A Missouri Senate committee is set to review the state's numerous tax credit programs and their impact on the state budget.
The Senate Appropriations Committee scheduled a hearing Monday on tax credits before it takes up Gov. Jay Nixon's proposed budget for the 2014 fiscal year.
The 61 tax credit programs currently offered by Missouri cost the state nearly $630 million in the latest fiscal year. Last week, the Senate approved another one, with an estimated yearly cost of $3 million, to attract amateur sporting events to the state.
Columbia Police say they are investigating a homicide at the Harry S. Truman Memorial Veterans' Hospital in Columbia that happened on Friday. In a press release, police say the suspect and victim were both patients at the VA Hospital, and that the suspect is currently in custody. Police aren’t releasing any other information right now.
So, you know your Missouri and CoMo history, and you think you know all about “ragtime” musician Blind Boone, yeah? Think again. If you think he was all ragtime, and he was blind, you still might have a lot to learn.
It turns out John William “Blind” Boone was one of the first musical composers to blend European classical styles with folk music. He took African-American and Afro-Caribbean folk styles such as plantation melodies and minstrel tunes, and put them in classical forms, then performed the pieces in concert halls.
Jeff Stack of the Mid-Missouri Fellowship of Reconciliation addresses Daniel Clay, dean of the College of Eduation, who came outside to respond to the protest of the possible hire of former Guantanamo psychologist Larry James.
Medicaid expansion is a fundamental part in Gov. Nixon's proposed budget for the 2014 fiscal year. In the annual State of the State address, Nixon highlighted the possible economic benefits of an expansion.
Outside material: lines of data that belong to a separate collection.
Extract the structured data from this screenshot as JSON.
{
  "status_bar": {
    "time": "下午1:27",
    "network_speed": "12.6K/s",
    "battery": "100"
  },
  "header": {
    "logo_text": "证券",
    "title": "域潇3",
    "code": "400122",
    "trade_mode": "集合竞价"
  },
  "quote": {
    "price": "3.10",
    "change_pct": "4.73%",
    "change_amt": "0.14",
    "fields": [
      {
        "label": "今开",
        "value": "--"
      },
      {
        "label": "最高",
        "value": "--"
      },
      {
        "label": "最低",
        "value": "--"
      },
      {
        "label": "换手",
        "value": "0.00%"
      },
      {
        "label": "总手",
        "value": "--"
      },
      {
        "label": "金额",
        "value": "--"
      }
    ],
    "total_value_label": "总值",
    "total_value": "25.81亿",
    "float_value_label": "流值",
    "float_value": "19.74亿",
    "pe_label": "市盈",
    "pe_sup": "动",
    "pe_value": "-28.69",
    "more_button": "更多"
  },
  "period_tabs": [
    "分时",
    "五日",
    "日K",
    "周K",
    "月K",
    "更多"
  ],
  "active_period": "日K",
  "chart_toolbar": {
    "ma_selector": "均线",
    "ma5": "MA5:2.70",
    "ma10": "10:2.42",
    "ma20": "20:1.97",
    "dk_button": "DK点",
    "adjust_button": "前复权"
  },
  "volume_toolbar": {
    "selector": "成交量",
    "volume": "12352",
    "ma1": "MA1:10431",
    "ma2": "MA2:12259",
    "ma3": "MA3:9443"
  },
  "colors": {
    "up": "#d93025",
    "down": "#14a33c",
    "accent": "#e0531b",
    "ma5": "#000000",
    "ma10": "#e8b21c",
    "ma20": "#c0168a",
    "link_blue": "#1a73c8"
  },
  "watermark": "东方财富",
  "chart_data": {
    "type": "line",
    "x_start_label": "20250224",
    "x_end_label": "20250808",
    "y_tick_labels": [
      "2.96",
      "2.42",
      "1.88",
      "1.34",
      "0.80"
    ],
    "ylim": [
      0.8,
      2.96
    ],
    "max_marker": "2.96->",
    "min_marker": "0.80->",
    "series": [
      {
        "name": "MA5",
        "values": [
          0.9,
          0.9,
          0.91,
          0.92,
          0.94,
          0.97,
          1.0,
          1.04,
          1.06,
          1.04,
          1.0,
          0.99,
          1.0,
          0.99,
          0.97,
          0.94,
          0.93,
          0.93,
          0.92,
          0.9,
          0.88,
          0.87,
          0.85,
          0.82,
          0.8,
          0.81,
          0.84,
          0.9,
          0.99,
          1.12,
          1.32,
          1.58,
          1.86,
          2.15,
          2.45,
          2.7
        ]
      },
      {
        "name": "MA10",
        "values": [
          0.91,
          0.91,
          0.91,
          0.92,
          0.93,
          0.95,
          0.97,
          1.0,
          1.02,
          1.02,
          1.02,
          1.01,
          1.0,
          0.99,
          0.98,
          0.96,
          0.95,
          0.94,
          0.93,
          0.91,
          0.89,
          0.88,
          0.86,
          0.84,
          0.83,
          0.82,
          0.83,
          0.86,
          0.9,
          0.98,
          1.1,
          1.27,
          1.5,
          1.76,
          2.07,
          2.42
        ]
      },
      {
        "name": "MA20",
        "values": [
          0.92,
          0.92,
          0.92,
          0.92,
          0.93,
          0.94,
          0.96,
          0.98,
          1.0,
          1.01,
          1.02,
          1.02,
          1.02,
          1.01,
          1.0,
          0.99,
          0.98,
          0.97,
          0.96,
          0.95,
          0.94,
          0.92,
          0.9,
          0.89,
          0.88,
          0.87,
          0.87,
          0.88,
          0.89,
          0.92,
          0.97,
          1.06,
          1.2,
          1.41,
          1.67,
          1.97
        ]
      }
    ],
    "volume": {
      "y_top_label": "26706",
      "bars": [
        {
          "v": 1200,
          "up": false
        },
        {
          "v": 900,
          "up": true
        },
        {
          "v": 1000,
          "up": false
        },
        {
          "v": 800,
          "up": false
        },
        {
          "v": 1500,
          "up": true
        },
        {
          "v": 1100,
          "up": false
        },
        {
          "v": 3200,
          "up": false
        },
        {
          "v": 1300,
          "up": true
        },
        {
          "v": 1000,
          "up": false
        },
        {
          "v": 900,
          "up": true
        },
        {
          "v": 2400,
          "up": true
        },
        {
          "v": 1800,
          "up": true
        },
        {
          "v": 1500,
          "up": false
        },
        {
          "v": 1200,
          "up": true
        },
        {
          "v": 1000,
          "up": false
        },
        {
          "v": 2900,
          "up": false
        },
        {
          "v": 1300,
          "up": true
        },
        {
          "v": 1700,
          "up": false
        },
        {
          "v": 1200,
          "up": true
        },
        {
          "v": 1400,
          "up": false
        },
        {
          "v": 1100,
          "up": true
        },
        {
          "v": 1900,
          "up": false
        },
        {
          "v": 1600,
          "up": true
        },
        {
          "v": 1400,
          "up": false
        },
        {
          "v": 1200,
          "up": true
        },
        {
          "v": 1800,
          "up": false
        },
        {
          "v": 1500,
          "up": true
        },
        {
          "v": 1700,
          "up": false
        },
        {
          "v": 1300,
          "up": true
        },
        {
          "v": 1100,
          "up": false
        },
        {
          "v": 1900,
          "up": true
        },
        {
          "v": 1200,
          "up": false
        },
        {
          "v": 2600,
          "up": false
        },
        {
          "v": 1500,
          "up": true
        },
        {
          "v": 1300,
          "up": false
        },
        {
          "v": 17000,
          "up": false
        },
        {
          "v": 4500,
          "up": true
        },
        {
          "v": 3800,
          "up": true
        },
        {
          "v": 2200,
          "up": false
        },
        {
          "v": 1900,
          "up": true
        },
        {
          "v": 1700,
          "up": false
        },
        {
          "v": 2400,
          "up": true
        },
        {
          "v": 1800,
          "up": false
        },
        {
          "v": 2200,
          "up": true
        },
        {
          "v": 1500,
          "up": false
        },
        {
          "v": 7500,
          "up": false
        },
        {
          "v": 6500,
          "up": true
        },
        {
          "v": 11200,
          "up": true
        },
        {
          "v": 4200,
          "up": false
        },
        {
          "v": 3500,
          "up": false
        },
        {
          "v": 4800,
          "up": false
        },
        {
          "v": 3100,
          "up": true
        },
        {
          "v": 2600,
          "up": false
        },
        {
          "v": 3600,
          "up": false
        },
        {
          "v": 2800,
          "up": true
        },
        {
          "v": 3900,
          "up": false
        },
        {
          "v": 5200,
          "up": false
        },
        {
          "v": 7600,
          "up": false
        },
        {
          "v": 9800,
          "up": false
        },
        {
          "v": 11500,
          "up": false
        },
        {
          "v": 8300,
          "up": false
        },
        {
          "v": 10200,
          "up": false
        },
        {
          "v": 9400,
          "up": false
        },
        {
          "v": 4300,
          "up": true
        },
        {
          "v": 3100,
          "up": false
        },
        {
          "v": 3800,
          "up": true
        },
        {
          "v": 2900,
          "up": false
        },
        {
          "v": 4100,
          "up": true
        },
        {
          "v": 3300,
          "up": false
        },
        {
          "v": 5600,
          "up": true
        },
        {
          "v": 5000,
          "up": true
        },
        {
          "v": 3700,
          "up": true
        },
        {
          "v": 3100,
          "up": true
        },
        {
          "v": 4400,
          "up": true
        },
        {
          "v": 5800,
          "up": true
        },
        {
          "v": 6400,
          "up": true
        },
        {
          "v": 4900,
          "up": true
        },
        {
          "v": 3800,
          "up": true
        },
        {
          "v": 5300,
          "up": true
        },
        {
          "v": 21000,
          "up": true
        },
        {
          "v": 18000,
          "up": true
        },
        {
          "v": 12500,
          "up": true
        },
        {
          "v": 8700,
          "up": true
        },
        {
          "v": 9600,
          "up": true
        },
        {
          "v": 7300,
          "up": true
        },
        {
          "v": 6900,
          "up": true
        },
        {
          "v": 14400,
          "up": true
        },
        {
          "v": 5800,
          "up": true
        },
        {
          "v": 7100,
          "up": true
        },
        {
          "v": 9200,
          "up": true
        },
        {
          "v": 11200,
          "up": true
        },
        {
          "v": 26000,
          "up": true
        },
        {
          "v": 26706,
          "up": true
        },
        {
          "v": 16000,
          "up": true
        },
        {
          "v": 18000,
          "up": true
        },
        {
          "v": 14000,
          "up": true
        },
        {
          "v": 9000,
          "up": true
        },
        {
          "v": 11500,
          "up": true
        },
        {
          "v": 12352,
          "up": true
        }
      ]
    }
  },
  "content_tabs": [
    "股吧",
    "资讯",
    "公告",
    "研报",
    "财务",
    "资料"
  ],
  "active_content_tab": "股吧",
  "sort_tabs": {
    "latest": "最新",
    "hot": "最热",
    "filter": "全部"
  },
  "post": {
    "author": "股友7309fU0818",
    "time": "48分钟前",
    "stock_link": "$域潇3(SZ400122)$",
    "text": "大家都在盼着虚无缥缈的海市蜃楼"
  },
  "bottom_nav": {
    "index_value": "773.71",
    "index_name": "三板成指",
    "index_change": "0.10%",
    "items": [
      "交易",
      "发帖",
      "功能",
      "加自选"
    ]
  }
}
The prospective hiring of a retired Army psychologist who has faced abuse accusations at the Guantanamo Bay military prison is drawing protests at MU today.
The mid-Missouri chapter of the Fellowship of Reconciliation has scheduled an afternoon protest outside Hill Hall. That's home to the College of Education, which has selected Larry James as one of two finalists for a top leadership job.
Seventeen ethanol plants nationwide have been idled since last June because of a scarcity of affordable corn due to the drought and a weak market for the corn-based fuel. On Friday, a plant in Macon, Mo., took the hit — and brought the number to 18.
The northeast Missouri plant is temporarily halting operations as corn prices top $7 a bushel. It's one of 27 plants that Poet Biorefining owns nationwide, and was the first ethanol plant opened in Missouri in 2000. It has been producing 46 million gallons of ethanol per year since 2003.
In elections held last week, Israeli Prime Minister Benjamin Netanyahu's party received the majority of the votes, which secures him another term as prime minister. But the election wasn't exactly a complete triumph for Netanyahu. His party, Likud, only received 31 seats in Israel's parliament. That's 11 fewer seats than they received in the last election.